Mike Micallef was struck by an SUV near Reata, the excellent restaurant in downtown Fort Worth restaurant that he owns. He was standing on the sidewalk with coworkers at the corner of Throckmorton and Sixth Streets at 9:00 a.m. on Monday. Suddenly, a car travelling in the wrong direction hit the SUV, which caused it to jump the curb and almost crush the entire group.
Mike averted a disaster by heroically pushing the others out of the way before he was hit. He sustained a fractured skull, a crushed vertebra, and other serious injuries.
In this sweet photo he posted to his Facebook page, you can see the look of relief on his and his daughter’s face. I’ve seen seen that look before in my 36 years as an auto accident lawyer here in Fort Worth. But Mike should not be in the hospital.
Police issued a citation to the wrong way driver that caused Monday’s collision. There’s no word on why the driver was driving the wrong way, as the street is clearly marked, or why he didn’t see the giant SUV and apply his brakes.
One thing is known — the driver was extremely negligent.
So is just giving him a traffic ticket enough? That $100 he’ll pay doesn’t have that much deterrent value – to him or to others like him. A man was almost killed. Other people could have been. It’s time for Texas to do more for to protect our safety.
Texas has a poor record here. In 2014, we were ranked the 10th most dangerous state to walk in. In 2013, Texas recorded 481 fatal and 971 incapacitating traffic injuries to pedestrians, accounting for 15 percent of all traffic related fatalities.

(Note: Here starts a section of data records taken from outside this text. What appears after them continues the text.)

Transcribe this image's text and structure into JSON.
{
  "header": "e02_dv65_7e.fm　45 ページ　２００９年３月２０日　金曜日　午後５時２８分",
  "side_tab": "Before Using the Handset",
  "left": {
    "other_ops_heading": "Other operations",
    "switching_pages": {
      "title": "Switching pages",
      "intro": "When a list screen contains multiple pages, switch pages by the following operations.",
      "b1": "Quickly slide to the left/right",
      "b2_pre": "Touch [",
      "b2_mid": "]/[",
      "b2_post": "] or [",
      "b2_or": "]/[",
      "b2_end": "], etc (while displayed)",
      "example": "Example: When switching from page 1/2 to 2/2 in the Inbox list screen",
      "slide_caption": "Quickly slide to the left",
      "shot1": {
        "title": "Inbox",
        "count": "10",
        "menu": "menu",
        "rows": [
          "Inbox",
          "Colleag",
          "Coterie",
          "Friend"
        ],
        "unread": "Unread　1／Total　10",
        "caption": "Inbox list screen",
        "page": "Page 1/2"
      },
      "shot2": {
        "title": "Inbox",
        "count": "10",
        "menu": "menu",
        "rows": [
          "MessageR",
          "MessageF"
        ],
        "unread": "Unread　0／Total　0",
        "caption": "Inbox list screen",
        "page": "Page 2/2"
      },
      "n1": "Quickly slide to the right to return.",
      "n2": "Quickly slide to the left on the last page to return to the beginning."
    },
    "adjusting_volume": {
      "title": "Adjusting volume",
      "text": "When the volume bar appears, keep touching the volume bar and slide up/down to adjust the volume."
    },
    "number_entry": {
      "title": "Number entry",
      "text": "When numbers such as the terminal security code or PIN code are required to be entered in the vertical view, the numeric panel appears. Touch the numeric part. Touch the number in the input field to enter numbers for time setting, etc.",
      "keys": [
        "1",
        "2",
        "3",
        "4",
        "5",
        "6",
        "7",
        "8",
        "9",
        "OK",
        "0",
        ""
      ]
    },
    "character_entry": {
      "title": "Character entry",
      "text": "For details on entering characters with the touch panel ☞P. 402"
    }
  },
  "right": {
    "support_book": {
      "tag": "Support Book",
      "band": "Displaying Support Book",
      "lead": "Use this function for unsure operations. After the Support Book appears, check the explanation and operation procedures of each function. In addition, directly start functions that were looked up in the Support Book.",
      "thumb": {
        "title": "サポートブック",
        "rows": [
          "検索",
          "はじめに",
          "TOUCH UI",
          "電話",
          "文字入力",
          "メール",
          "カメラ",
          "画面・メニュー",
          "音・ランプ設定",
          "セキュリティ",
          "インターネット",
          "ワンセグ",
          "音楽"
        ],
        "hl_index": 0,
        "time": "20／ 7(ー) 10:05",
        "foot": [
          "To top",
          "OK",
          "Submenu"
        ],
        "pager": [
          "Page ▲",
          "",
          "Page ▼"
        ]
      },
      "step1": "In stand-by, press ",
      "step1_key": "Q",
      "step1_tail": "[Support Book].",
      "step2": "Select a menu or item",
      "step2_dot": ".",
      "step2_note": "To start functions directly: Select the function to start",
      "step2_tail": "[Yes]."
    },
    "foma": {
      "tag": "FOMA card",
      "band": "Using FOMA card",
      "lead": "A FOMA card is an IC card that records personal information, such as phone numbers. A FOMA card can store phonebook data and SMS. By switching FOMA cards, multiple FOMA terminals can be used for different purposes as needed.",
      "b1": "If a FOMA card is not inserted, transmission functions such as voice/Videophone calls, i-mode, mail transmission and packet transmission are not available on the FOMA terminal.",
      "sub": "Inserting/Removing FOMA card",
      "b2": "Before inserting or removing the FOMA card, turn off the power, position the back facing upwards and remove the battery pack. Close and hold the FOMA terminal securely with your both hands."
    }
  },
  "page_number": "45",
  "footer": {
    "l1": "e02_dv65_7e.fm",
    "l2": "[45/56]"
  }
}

I’ve represented a number of pedestrians hit by vehicles over the years. It’s hard to forget the 16-year-old young man who died after being hit by an 18 wheeler as he stood next to a disabled car on I-35, or the veteran who had survived two tours of duty in Iraq but who was wiped out jogging south of Arlington, or the kind man from Alabama who was seriously injured as he and his grand daughter were crossing the street to see Billy Bob’s Texas. I am currently representing a woman who was hit as she crossed the road with her small child, the family of a small girl crossing the road to board her school bus, and other people hit just like Mike was. There’s apparently no end in sight to the stream of injuries.

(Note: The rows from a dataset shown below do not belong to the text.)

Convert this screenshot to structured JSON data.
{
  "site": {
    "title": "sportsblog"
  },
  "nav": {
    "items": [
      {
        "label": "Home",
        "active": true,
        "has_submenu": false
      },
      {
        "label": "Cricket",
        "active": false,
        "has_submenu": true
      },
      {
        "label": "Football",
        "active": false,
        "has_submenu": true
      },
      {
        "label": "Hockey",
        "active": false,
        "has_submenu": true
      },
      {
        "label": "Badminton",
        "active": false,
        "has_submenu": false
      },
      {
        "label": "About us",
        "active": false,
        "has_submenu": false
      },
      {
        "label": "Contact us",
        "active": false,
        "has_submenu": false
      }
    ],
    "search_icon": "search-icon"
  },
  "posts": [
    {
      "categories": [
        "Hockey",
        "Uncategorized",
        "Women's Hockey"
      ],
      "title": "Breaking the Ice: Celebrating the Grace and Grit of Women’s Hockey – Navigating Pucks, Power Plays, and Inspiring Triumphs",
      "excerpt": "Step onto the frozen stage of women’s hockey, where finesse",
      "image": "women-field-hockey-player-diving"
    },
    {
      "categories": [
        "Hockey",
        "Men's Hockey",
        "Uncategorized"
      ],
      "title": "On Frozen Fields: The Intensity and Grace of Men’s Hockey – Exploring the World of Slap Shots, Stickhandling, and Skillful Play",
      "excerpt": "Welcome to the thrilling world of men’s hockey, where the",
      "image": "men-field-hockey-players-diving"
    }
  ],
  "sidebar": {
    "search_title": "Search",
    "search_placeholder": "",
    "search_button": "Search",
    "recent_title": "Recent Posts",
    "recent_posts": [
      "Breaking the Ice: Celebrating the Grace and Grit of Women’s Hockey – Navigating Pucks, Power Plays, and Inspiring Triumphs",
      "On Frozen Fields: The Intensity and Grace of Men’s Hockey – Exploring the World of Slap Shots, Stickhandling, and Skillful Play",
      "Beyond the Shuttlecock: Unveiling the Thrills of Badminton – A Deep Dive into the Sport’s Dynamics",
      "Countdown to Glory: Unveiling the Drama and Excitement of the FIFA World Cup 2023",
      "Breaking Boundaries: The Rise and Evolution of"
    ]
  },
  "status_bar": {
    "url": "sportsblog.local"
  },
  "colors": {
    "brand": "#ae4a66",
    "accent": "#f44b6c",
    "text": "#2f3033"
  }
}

Drivers aren’t paying attention. They are driving from point A to point B as quickly as possible, sometimes with little attention paid to other vehicles and pedestrians. I can attest to this from my running, walking, and cycling on our area roads to exercise.
Our Department of Transportation needs to balance road usage for motorists, cyclists, runners and walkers.
There is some hope. Texas’s Strategic Highway Safety Plan calls for
Stronger laws, criminal penalties, civil lawsuits, and more education can improve our safety.
I wish Mike a speedy recovery.